[Opening Data for this task section]
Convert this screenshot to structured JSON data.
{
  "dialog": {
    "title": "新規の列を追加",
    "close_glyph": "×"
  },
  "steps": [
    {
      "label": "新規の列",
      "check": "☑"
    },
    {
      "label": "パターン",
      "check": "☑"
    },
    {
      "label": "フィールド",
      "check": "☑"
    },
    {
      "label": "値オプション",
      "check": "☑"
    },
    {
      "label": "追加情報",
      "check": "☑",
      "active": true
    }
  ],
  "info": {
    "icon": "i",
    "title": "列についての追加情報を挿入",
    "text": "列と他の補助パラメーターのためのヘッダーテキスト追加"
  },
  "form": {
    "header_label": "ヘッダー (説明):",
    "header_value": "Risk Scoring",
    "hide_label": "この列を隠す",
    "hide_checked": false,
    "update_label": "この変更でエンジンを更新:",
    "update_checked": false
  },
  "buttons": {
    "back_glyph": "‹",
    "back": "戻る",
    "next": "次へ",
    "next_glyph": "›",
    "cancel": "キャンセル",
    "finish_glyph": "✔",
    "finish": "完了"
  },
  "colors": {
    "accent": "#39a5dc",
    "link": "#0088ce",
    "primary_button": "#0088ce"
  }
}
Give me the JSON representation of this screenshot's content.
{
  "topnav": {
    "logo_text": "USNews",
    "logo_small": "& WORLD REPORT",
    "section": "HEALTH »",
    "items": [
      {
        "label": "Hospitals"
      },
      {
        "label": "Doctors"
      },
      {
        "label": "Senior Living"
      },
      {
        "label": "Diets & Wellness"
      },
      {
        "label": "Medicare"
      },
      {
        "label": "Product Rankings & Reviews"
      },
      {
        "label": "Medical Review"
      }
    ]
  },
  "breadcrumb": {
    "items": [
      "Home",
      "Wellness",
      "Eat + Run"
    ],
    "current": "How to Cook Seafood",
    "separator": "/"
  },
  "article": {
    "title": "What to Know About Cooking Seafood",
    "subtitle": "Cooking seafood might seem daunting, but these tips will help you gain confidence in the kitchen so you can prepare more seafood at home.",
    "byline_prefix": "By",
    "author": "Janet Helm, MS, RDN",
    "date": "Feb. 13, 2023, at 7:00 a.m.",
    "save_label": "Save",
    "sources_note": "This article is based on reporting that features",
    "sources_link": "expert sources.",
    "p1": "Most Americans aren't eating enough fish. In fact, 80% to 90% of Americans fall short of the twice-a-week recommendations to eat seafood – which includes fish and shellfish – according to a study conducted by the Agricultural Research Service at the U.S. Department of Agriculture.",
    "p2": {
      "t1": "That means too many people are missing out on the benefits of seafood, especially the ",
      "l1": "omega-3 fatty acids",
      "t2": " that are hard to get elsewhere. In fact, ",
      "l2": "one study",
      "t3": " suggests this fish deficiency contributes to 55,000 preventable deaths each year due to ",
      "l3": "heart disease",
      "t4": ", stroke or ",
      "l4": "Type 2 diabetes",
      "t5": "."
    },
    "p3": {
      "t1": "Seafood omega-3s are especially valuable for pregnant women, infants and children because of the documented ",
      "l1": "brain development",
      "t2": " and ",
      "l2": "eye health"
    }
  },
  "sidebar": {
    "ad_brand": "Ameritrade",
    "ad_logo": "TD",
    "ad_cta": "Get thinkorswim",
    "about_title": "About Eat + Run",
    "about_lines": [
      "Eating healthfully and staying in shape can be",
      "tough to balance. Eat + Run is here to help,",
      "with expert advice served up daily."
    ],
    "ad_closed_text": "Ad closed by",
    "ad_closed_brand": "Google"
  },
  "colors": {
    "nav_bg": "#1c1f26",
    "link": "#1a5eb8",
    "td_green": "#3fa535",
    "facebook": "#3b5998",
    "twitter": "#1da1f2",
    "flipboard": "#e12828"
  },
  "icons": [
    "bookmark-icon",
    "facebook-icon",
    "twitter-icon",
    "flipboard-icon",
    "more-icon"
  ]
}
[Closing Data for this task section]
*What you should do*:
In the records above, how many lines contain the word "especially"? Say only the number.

*Answer*:
2